Networking Do’s:

  1. Do realize why networking is valuable. The vast majority of job vacancies are not advertised to the public and are part of the “hidden” job market. The only way to learn about them is to talk with other people.  For example, if Evan, a recent Mizzou alum, finds out someone in his marketing division is leaving for a new job, that’s an opportunity very few other people know about. And if Evan can vouch for you, all the better!  Employee and colleague referrals are the favorite ways that recruiters source candidates.
  2. Do think creatively about where to find network contacts. Contacts are not limited to high-ranking officials in a company. Your classmate, dog walker, neighbor, former coach… anyone for that matter can be a valued networking resource. Let people in your life know that you are searching for a job or internship!
  3. Do make use of LinkedIn. There is simply no better tool to find connections in your industry or occupation.  People expect to be contacted and you can use the Alumni Tool and Groups to identify people with a similar background or career interest.
  4. Do conduct informational interviews, one of the most effective ways to network. Reach out to someone in your desired occupation and ask questions about their career journey and advice for an aspiring professional.  It’s a great way to learn more about your field and a great way to create an industry relationship.
  5. Do be polite. Thanking people for their time and referral sand expressing gratitude go a LONG way!  Send notes of appreciation, thank you messages and status updates. People like to know if their efforts helped you be successful!

Networking Don’ts:

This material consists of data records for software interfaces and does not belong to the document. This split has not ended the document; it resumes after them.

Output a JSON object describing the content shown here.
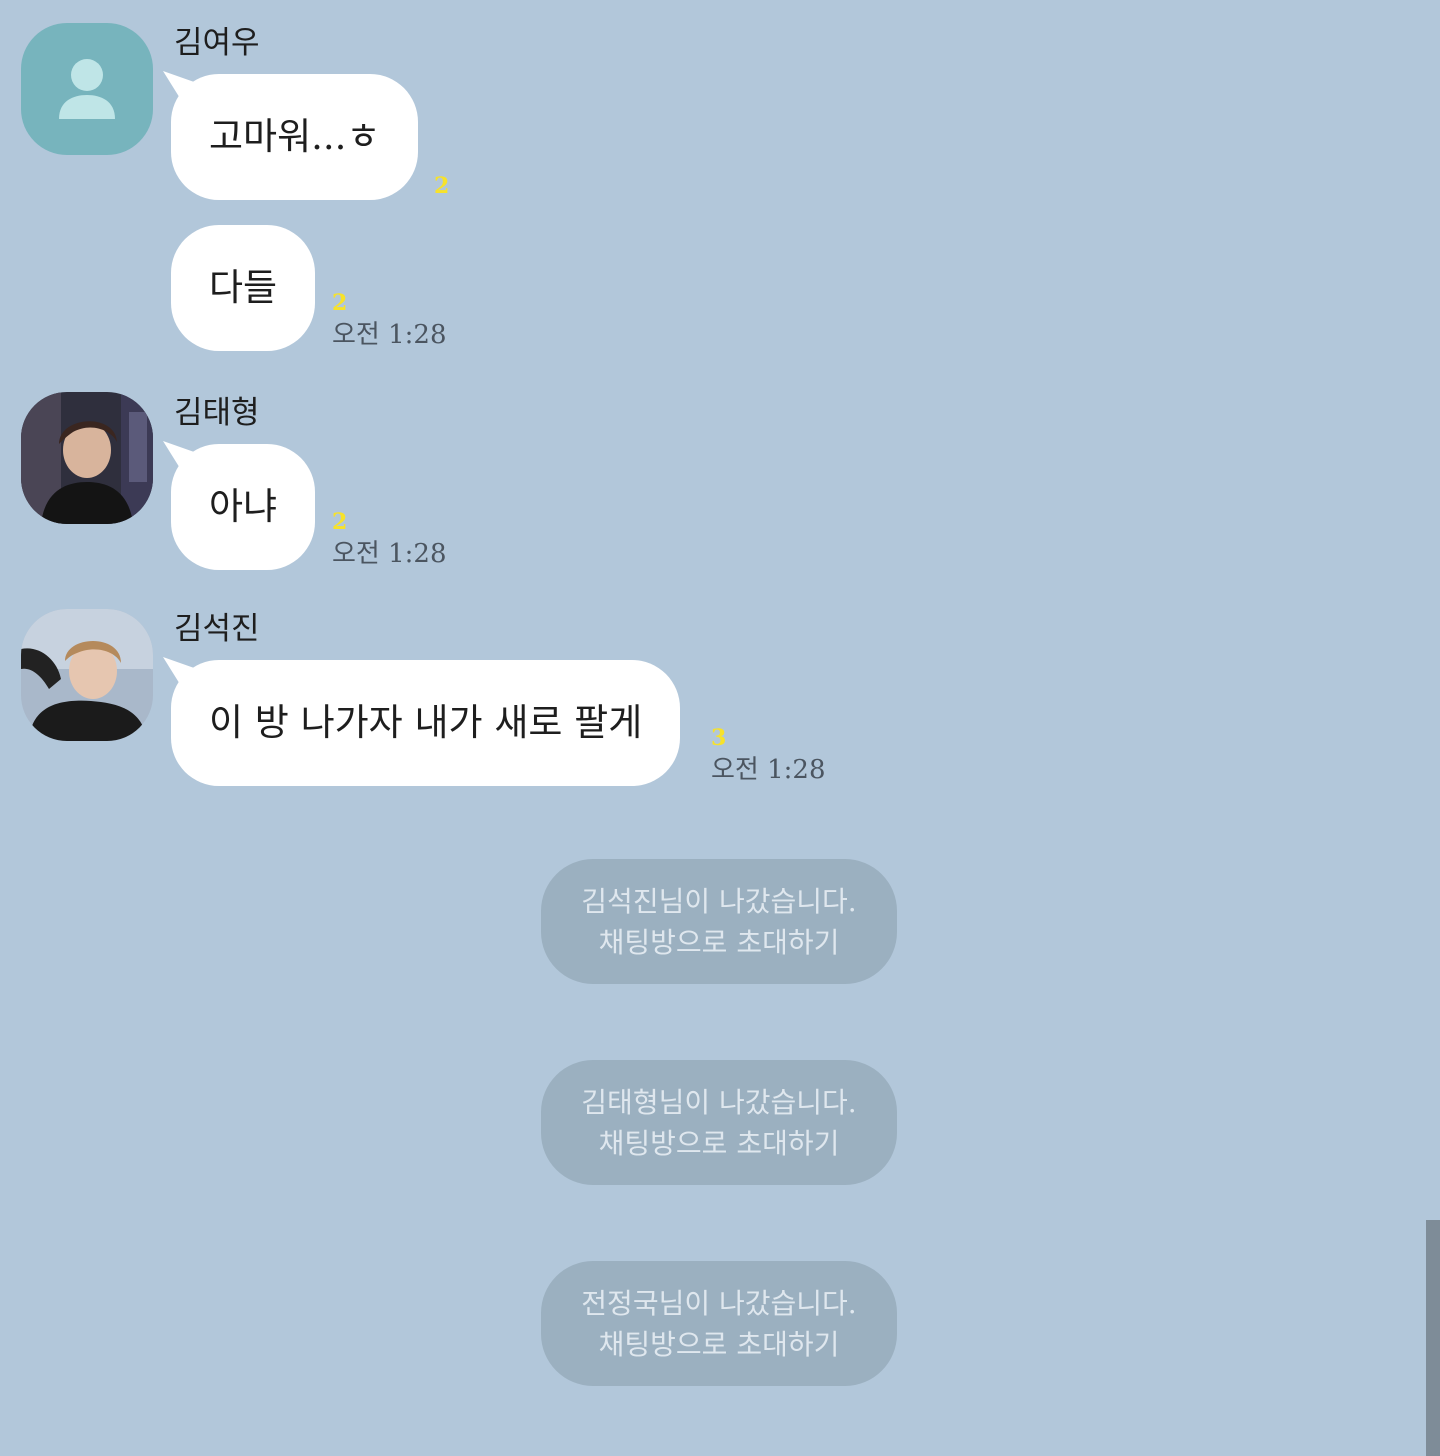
{
  "messages": [
    {
      "sender": "김여우",
      "avatar": "default-profile-icon",
      "bubbles": [
        {
          "text": "고마워...ㅎ",
          "unread": "2"
        },
        {
          "text": "다들",
          "unread": "2",
          "time": "오전 1:28"
        }
      ]
    },
    {
      "sender": "김태형",
      "avatar": "profile-photo-kimtaehyung",
      "bubbles": [
        {
          "text": "아냐",
          "unread": "2",
          "time": "오전 1:28"
        }
      ]
    },
    {
      "sender": "김석진",
      "avatar": "profile-photo-kimseokjin",
      "bubbles": [
        {
          "text": "이 방 나가자 내가 새로 팔게",
          "unread": "3",
          "time": "오전 1:28"
        }
      ]
    }
  ],
  "notices": [
    {
      "text": "김석진님이 나갔습니다.",
      "action": "채팅방으로 초대하기"
    },
    {
      "text": "김태형님이 나갔습니다.",
      "action": "채팅방으로 초대하기"
    },
    {
      "text": "전정국님이 나갔습니다.",
      "action": "채팅방으로 초대하기"
    }
  ],
  "colors": {
    "background": "#b2c7da",
    "bubble": "#ffffff",
    "unread": "#f7e22a",
    "notice_bg": "#9bb0c0",
    "notice_text": "#dfe7ee",
    "default_avatar": "#77b4bd"
  }
}
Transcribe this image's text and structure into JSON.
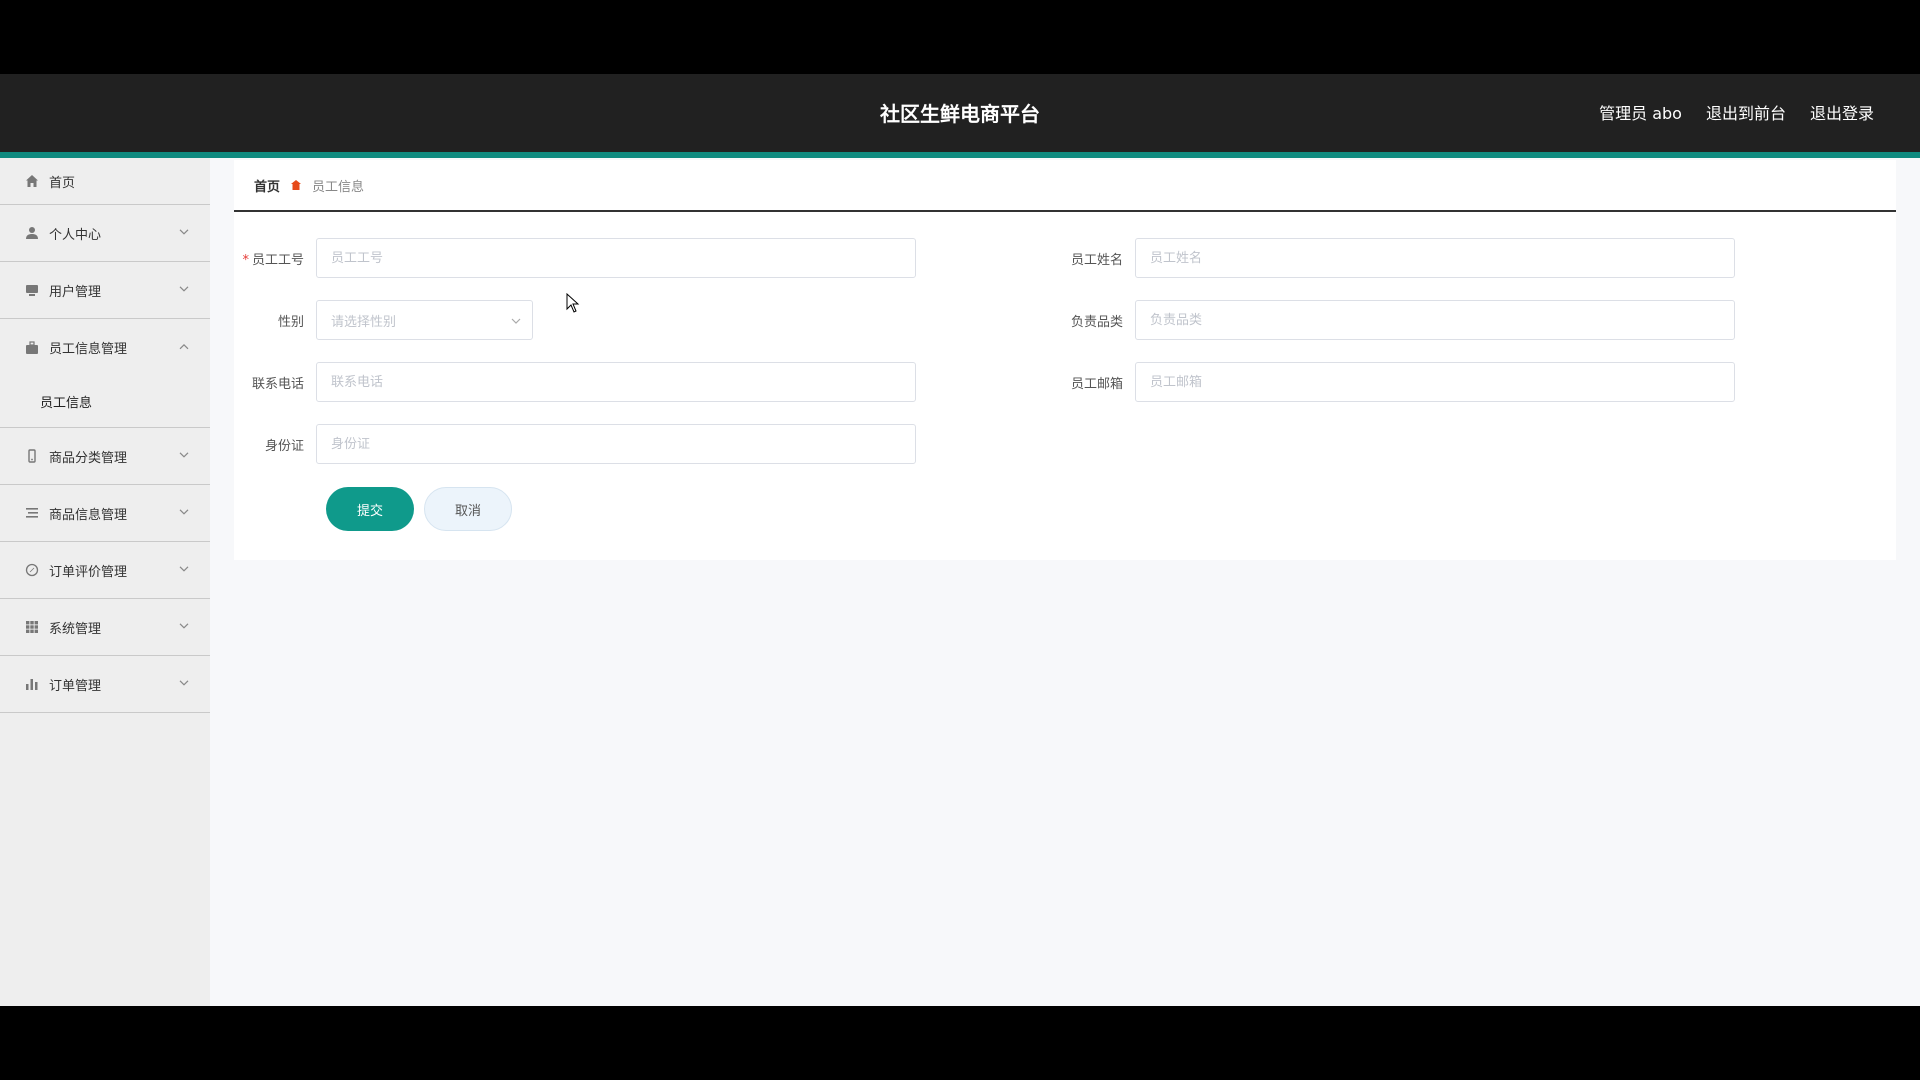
{
  "header": {
    "title": "社区生鲜电商平台",
    "admin": "管理员 abo",
    "to_front": "退出到前台",
    "logout": "退出登录"
  },
  "colors": {
    "accent": "#0f8a7f",
    "primary_button": "#0f9a8b",
    "header_bg": "#212121"
  },
  "sidebar": {
    "items": [
      {
        "label": "首页",
        "icon": "home-icon"
      },
      {
        "label": "个人中心",
        "icon": "user-icon"
      },
      {
        "label": "用户管理",
        "icon": "monitor-icon"
      },
      {
        "label": "员工信息管理",
        "icon": "briefcase-icon",
        "expanded": true,
        "sub": "员工信息"
      },
      {
        "label": "商品分类管理",
        "icon": "phone-icon"
      },
      {
        "label": "商品信息管理",
        "icon": "list-icon"
      },
      {
        "label": "订单评价管理",
        "icon": "compass-icon"
      },
      {
        "label": "系统管理",
        "icon": "grid-icon"
      },
      {
        "label": "订单管理",
        "icon": "bar-chart-icon"
      }
    ]
  },
  "breadcrumb": {
    "home": "首页",
    "current": "员工信息"
  },
  "form": {
    "employee_no": {
      "label": "员工工号",
      "placeholder": "员工工号",
      "required": true
    },
    "employee_name": {
      "label": "员工姓名",
      "placeholder": "员工姓名"
    },
    "gender": {
      "label": "性别",
      "placeholder": "请选择性别"
    },
    "category": {
      "label": "负责品类",
      "placeholder": "负责品类"
    },
    "phone": {
      "label": "联系电话",
      "placeholder": "联系电话"
    },
    "email": {
      "label": "员工邮箱",
      "placeholder": "员工邮箱"
    },
    "id_card": {
      "label": "身份证",
      "placeholder": "身份证"
    },
    "submit": "提交",
    "cancel": "取消"
  }
}
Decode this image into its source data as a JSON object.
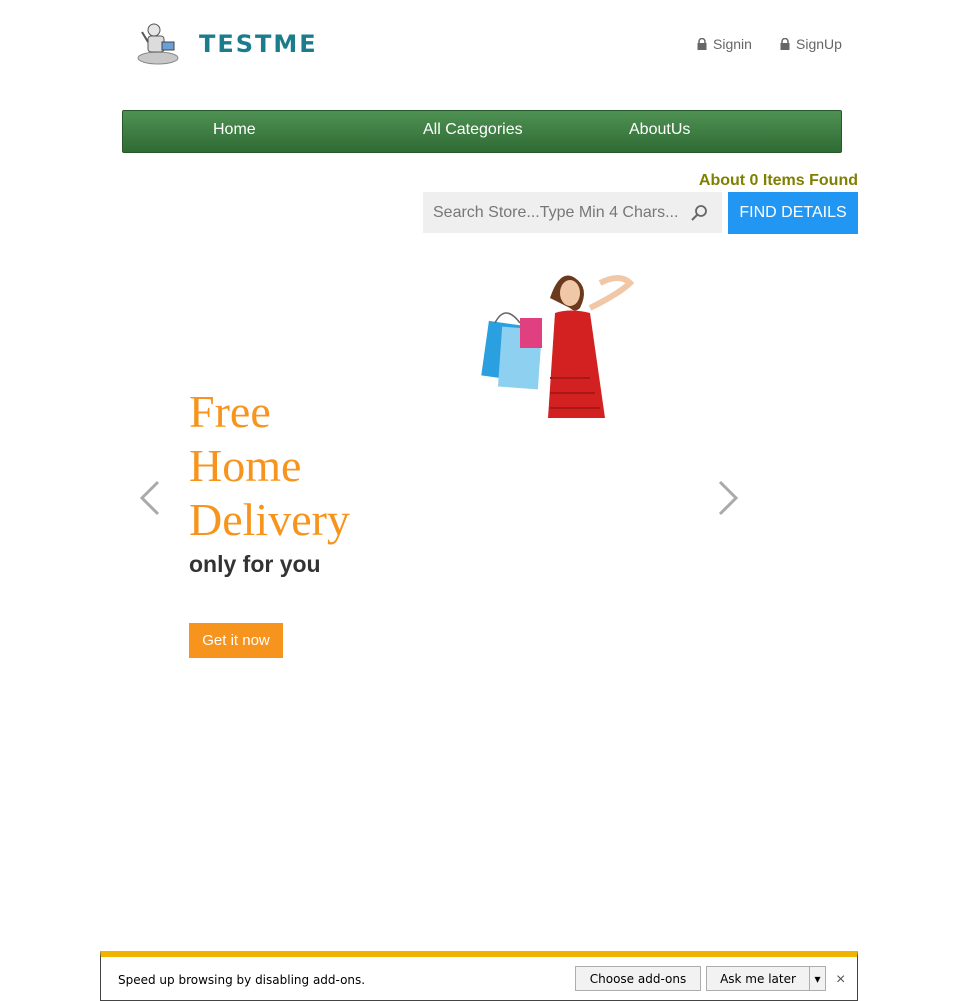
{
  "header": {
    "logo_text": "TESTME",
    "signin_label": "Signin",
    "signup_label": "SignUp"
  },
  "nav": {
    "items": [
      {
        "label": "Home"
      },
      {
        "label": "All Categories"
      },
      {
        "label": "AboutUs"
      }
    ]
  },
  "search": {
    "items_found": "About 0 Items Found",
    "placeholder": "Search Store...Type Min 4 Chars...",
    "button_label": "FIND DETAILS"
  },
  "hero": {
    "title_lines": [
      "Free",
      "Home",
      "Delivery"
    ],
    "subtitle": "only for you",
    "cta_label": "Get it now"
  },
  "notification": {
    "message": "Speed up browsing by disabling add-ons.",
    "choose_label": "Choose add-ons",
    "later_label": "Ask me later",
    "dropdown_glyph": "▾",
    "close_glyph": "×"
  },
  "colors": {
    "nav_green": "#3a7d3f",
    "accent_orange": "#f7941d",
    "button_blue": "#2196f3",
    "logo_teal": "#1b7d8c",
    "items_found": "#808000",
    "notif_yellow": "#f0b400"
  }
}
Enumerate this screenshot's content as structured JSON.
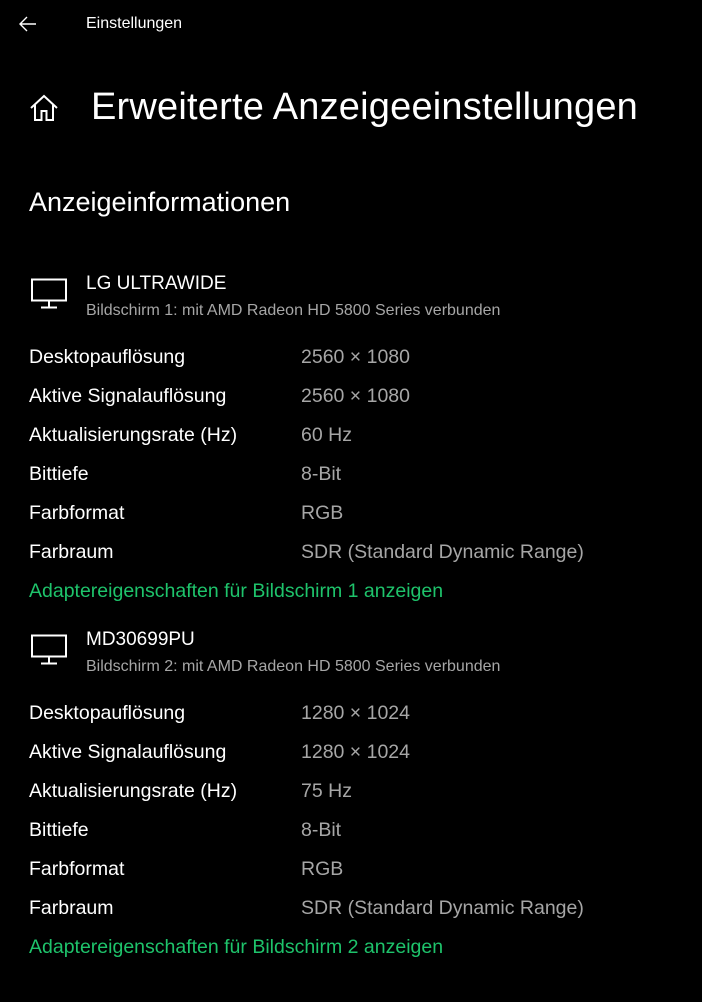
{
  "window": {
    "app_title": "Einstellungen",
    "back_icon": "arrow-left-icon"
  },
  "page": {
    "home_icon": "home-icon",
    "title": "Erweiterte Anzeigeeinstellungen",
    "section_title": "Anzeigeinformationen"
  },
  "colors": {
    "background": "#000000",
    "text": "#ffffff",
    "secondary_text": "#a6a6a6",
    "link": "#1ec36b"
  },
  "displays": [
    {
      "icon": "monitor-icon",
      "name": "LG ULTRAWIDE",
      "subtitle": "Bildschirm 1: mit AMD Radeon HD 5800 Series verbunden",
      "rows": [
        {
          "label": "Desktopauflösung",
          "value": "2560 × 1080"
        },
        {
          "label": "Aktive Signalauflösung",
          "value": "2560 × 1080"
        },
        {
          "label": "Aktualisierungsrate (Hz)",
          "value": "60 Hz"
        },
        {
          "label": "Bittiefe",
          "value": "8-Bit"
        },
        {
          "label": "Farbformat",
          "value": "RGB"
        },
        {
          "label": "Farbraum",
          "value": "SDR (Standard Dynamic Range)"
        }
      ],
      "link": "Adaptereigenschaften für Bildschirm 1 anzeigen"
    },
    {
      "icon": "monitor-icon",
      "name": "MD30699PU",
      "subtitle": "Bildschirm 2: mit AMD Radeon HD 5800 Series verbunden",
      "rows": [
        {
          "label": "Desktopauflösung",
          "value": "1280 × 1024"
        },
        {
          "label": "Aktive Signalauflösung",
          "value": "1280 × 1024"
        },
        {
          "label": "Aktualisierungsrate (Hz)",
          "value": "75 Hz"
        },
        {
          "label": "Bittiefe",
          "value": "8-Bit"
        },
        {
          "label": "Farbformat",
          "value": "RGB"
        },
        {
          "label": "Farbraum",
          "value": "SDR (Standard Dynamic Range)"
        }
      ],
      "link": "Adaptereigenschaften für Bildschirm 2 anzeigen"
    }
  ]
}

  1. Don’t be pushy. You might feel a great sense of urgency, but people lead busy lives with lots of responsibilities. Even if your communications are polite, constantly emailing or calling someone is simply annoying and the person you are contacting will likely not respond to you or decline to help. Be respectful and realize there are always other contacts you may pursue.
  2. Don’t rush your communication. Emails and conversations should be thoughtful.  It’s important you have reflected on what you want to convey to a contact in terms of your skills, strengths, career interests and needs. You don’t want to hurry an email with typos, confusing language or a lack of context.
  3. Don’t be shy. Networking is not just for outgoing types… just learn how to do it in a way that fits with your communication style. If you are more comfortable writing, consider more email messages (initially) or if you like sit-downs, schedule face-to-face interactions.  Realize that no matter what your style, you will have to challenge your comfort level in the process!
  4. Don’t forget what to ask! When you reach out to someone it’s critically important they know why you are contacting them and how you want them to help!  A vague question, “Can you help in my job search?” is hard for someone to respond to. Ask something specific so there are clear action steps. For example, “Would you be willing to review my resume and cover letter and provide feedback?” or “Could you introduce me to your colleague who manages the Research Department?”
  5. Don’t feel like you are imposing. Remember, people you are reaching out to were in the same position when they were college students. Networking is a two-way street and most professionals expect to “pay it forward” in the same fashion that someone helped them early in their career!